When I was younger, I used to confuse John le Carré and Ken Follett, but last year I went to see the excellent movie Tinker Tailor Soldier Spy. After that, I began reading le Carré again (my review of the novel is here) and have realized that he is the real spellbinder.
Although le Carré writes about espionage, these are not your typical James Bond novels. Le Carré is interested in the moral ambiguity of the work and in psychological drama rather than action. Nevertheless, his novels are extremely suspenseful.

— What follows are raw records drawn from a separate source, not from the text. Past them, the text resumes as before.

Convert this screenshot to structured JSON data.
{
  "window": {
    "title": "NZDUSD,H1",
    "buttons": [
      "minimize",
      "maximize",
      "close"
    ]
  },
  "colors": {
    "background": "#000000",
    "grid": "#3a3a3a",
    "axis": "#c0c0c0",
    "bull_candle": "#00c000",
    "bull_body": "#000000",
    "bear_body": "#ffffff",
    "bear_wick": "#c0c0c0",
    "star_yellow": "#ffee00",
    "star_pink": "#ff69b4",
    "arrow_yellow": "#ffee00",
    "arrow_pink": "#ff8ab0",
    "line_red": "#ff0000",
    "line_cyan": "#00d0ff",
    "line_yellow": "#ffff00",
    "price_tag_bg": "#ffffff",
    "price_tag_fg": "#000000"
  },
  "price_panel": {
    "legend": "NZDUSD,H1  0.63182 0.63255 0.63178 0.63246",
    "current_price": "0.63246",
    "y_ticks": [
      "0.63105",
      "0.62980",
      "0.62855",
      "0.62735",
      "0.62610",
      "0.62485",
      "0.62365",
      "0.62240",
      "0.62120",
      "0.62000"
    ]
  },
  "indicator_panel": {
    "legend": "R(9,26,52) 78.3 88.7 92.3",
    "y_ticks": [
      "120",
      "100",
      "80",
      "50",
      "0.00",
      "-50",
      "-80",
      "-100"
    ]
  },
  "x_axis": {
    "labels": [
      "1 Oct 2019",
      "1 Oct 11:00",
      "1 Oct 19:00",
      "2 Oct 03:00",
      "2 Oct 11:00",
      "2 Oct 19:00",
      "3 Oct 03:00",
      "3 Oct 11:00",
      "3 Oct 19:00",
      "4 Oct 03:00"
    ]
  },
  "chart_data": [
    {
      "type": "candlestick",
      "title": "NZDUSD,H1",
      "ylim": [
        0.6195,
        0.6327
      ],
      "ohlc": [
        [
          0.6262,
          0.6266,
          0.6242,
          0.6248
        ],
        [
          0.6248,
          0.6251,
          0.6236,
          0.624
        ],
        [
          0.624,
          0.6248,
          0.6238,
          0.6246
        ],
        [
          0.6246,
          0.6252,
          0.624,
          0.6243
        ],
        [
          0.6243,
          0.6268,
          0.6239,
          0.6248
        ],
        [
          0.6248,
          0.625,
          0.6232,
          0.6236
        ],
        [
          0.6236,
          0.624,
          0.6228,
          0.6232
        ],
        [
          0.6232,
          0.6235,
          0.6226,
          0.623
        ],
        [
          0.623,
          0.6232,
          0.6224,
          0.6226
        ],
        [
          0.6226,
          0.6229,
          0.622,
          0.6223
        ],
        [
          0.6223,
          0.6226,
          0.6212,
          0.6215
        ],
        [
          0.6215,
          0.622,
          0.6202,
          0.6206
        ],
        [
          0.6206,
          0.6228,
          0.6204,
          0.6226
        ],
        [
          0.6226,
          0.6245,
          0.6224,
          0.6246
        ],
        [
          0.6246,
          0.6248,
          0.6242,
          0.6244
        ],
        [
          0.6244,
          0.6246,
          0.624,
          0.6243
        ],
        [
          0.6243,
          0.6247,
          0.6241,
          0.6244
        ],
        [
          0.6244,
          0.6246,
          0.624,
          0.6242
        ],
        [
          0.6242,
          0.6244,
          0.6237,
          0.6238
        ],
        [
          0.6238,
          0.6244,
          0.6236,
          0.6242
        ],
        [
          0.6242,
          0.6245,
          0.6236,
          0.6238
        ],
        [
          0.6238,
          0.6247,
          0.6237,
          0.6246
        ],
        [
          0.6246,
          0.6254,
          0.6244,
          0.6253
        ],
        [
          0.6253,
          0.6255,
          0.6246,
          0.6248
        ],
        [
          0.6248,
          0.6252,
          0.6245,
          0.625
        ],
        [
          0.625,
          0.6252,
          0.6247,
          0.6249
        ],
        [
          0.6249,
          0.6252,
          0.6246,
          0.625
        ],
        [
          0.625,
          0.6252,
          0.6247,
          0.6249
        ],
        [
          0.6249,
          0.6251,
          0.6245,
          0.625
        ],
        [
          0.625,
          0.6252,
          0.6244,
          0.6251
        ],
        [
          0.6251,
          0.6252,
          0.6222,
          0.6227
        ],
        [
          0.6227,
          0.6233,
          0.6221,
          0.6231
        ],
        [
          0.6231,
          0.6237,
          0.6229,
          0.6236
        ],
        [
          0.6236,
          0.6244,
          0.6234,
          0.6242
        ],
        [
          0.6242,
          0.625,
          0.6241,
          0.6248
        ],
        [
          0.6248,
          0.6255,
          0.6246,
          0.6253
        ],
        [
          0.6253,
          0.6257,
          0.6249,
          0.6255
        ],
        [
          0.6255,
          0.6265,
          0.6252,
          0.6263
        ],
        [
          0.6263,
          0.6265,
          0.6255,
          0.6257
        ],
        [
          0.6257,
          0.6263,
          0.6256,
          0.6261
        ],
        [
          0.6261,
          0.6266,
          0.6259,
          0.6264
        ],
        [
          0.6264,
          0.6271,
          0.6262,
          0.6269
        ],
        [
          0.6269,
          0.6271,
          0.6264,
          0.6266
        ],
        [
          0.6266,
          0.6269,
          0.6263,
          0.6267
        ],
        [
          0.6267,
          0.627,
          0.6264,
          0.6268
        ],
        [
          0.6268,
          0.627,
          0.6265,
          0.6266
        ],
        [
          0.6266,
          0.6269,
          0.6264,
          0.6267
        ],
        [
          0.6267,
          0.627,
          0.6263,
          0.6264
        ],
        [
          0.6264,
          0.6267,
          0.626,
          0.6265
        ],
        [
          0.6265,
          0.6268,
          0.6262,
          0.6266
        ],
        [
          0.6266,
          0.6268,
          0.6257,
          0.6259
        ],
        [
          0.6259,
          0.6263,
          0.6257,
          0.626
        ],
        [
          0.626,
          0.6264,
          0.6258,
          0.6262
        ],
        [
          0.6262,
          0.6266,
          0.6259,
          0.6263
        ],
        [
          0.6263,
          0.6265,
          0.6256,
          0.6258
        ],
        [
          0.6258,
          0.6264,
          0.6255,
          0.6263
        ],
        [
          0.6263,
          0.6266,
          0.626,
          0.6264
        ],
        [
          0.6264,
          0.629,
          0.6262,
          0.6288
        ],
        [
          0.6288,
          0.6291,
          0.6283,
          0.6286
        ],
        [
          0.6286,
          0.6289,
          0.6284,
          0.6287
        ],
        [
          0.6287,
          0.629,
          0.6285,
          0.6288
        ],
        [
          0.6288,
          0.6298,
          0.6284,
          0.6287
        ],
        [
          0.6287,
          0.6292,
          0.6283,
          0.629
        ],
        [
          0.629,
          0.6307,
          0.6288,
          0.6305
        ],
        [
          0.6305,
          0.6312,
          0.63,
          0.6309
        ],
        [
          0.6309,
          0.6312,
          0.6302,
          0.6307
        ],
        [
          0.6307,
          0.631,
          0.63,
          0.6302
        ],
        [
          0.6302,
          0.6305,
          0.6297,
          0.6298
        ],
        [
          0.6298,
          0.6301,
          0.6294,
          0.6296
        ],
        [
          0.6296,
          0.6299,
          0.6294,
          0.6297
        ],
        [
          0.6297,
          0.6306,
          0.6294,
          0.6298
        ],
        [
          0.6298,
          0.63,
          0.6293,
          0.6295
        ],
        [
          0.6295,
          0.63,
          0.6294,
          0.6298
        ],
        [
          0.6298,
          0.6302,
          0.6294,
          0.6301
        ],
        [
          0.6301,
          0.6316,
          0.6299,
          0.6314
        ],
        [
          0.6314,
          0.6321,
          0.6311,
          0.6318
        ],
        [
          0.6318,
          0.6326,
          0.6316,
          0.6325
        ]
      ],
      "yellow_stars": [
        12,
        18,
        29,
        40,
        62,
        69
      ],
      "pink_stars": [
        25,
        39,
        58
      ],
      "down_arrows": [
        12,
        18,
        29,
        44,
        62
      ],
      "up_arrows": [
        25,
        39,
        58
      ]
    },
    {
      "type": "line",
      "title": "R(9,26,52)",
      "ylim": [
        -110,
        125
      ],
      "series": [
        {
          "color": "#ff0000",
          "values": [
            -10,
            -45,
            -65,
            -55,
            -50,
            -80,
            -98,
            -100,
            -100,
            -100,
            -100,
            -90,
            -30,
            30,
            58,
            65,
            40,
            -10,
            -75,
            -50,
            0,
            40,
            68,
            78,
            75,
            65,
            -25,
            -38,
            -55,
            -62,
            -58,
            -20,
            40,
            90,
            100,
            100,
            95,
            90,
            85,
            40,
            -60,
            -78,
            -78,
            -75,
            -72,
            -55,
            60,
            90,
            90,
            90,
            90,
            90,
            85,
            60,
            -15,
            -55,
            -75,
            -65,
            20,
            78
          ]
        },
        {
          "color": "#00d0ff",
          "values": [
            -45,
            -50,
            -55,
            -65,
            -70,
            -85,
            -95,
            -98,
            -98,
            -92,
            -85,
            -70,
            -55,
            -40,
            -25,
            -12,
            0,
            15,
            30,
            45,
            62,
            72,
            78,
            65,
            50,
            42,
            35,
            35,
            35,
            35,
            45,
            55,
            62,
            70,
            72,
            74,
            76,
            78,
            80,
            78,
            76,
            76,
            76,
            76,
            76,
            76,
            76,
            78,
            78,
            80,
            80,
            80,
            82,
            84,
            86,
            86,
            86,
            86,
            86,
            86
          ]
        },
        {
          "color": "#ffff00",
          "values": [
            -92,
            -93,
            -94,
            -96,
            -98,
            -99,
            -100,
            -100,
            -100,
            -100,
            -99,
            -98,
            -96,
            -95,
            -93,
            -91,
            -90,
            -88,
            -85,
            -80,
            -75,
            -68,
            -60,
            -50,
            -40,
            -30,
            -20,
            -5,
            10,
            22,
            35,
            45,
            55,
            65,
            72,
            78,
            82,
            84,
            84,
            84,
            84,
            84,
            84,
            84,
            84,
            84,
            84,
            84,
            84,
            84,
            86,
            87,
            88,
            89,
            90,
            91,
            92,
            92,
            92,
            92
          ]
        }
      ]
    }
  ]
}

At the beginning of A Perfect Spy, Magnus Pym has escaped his bosses in the British government and the Americans who are investigating him and has arrived at his secret rooms in a small British seaside town to write his novel, he says. As the British search for him feverishly and his boss Jack Brotherhood reluctantly begins to wonder if he is the traitor the Americans claim, Pym writes the sad story of his life.
Pym’s father has recently died, and Pym feels himself finally free to be himself, but perhaps even Pym doesn’t know who he is. His story begins with his charismatic father–a man who is beloved by many but who is also a liar, a cheat, a con man, and a thief. Pym learns to lie and pretend everything is fine from a master, and he goes on pretending for his entire life. But Pym’s motivating force, unlike his father’s, is never money. It is love. He will be anyone and do anything to make people love him.
Is Pym a traitor or isn’t he? As his boss and his wife frantically try to find him, Pym recalls the circumstances and tangled events that lead him to where he is in the present time, alone in his rooms contemplating the next step.
It is difficult to convey, without giving much away, just how compelling this novel is. Le Carré’s genius is that he can make you care for this deeply flawed character and keep you riveted by his story. A Perfect Spy is said to be the most autobiographical of le Carré’s books. It is certainly an involving novel.